The word is a Norman French noun meaning “son of”, from Latin Filius (son), plus a genitive case of the father’s forename. Whilst Fitz is now the standard form used by modern historians the word appears in ancient documents with various spellings such as fiz, filz, etc. The word has developed in modern French to fils de, with which it is related.

The Normans were descended from Norsemen or Vikings and the usage appears to reflect the Scandinavian tradition of adding ‘son’ after the father’s name in most cases. There are, however, exceptions in which the name of a more noteworthy mother Fitz Wymarch or a parent’s title Fitz Count, Fitz Empress was used instead. Such surnames were later created for illegitimate children of royal princes.

Parent’s title (Fitz Count, Fitz Empress) was used instead. Such surnames were later created for illegitimate children of royal princes.

Norman Descendants
Norman Descendants

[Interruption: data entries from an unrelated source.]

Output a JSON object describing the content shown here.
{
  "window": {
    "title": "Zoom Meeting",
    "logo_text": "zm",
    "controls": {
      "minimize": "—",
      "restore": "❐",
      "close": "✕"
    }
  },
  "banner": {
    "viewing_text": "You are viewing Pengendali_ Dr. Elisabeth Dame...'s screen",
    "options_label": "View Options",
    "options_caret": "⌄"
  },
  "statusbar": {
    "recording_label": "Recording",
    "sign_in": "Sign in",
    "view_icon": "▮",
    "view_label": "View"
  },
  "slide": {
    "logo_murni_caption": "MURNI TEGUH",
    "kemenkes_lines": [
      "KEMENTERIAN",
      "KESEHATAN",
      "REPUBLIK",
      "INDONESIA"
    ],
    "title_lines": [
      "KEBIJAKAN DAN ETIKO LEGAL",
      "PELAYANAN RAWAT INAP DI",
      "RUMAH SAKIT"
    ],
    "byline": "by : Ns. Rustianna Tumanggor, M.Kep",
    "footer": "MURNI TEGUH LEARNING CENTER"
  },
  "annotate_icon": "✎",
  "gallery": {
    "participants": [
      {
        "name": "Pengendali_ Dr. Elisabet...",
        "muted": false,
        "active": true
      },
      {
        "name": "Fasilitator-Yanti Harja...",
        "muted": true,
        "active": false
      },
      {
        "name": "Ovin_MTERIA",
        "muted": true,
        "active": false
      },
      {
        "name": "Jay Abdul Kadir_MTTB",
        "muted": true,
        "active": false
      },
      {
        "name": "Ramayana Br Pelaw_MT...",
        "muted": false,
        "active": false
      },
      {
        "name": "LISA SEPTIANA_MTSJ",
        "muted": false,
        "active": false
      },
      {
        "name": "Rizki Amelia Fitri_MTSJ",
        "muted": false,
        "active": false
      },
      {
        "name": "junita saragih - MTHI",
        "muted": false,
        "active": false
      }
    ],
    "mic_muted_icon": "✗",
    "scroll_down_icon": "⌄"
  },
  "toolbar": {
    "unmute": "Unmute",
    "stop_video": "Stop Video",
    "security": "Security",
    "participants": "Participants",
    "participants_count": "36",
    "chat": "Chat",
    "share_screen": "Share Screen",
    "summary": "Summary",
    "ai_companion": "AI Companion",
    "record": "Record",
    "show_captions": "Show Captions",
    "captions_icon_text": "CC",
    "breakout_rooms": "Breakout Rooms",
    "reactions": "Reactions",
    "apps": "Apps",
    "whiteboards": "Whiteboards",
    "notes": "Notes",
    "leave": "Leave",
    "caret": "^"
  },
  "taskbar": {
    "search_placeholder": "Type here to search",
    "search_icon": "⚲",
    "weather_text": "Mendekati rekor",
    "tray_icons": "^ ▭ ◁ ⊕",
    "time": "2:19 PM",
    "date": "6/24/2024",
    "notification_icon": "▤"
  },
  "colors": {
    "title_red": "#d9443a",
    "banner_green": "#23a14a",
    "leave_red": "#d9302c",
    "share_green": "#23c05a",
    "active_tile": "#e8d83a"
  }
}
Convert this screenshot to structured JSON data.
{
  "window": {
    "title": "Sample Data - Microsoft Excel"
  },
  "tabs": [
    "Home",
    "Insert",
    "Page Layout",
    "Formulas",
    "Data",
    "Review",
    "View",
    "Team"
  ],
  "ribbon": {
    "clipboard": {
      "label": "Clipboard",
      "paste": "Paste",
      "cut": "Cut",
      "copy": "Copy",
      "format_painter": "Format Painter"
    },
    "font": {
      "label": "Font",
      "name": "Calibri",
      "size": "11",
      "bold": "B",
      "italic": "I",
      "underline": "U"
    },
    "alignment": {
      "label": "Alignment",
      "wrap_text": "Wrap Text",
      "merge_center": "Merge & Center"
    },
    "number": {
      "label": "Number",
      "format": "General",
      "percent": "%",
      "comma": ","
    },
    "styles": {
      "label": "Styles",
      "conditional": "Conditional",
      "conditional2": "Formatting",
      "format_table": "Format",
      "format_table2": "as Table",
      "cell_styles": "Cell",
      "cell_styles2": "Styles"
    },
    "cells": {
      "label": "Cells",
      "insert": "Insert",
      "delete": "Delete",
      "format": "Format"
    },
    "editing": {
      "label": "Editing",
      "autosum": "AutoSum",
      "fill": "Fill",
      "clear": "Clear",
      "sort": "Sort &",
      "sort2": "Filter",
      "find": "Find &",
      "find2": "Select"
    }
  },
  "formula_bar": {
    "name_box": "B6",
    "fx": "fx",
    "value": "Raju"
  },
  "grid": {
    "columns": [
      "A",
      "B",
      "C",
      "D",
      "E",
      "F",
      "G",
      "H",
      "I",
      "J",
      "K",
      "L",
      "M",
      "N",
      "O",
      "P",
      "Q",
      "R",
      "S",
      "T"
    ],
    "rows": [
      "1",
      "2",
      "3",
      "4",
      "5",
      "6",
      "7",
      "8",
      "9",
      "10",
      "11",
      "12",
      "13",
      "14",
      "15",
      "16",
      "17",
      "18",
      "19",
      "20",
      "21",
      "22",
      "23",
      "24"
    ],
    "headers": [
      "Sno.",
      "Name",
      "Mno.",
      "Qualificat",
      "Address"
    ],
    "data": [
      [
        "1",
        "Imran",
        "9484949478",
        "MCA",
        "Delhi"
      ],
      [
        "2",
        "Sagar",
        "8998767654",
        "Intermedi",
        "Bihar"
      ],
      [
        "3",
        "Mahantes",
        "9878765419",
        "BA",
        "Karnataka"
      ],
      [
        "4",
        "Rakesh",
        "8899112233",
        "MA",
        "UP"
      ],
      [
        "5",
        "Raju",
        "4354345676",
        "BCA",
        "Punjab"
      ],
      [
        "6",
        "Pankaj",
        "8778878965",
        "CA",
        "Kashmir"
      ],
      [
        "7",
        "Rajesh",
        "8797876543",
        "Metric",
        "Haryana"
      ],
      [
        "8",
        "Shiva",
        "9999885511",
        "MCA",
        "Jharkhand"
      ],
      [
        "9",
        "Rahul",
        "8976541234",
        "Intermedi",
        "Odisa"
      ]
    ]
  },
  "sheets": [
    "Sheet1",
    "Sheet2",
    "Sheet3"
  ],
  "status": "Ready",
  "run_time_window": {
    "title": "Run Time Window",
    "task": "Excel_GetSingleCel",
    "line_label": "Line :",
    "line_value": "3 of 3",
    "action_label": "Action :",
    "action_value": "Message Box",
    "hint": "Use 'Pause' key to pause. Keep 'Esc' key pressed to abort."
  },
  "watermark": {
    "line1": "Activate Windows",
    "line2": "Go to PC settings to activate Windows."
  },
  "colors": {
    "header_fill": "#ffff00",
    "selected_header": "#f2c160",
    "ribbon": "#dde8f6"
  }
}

Normans were the people who gave their name to Normandy, a region in northern France. They were descended from Viking conquerors lead by Rollo of the territory and the native Merovingian culture formed from Germanic Franks and Romanised Gauls. Their identity emerged initially in the first half of the 10th century, and gradually evolved over succeeding centuries.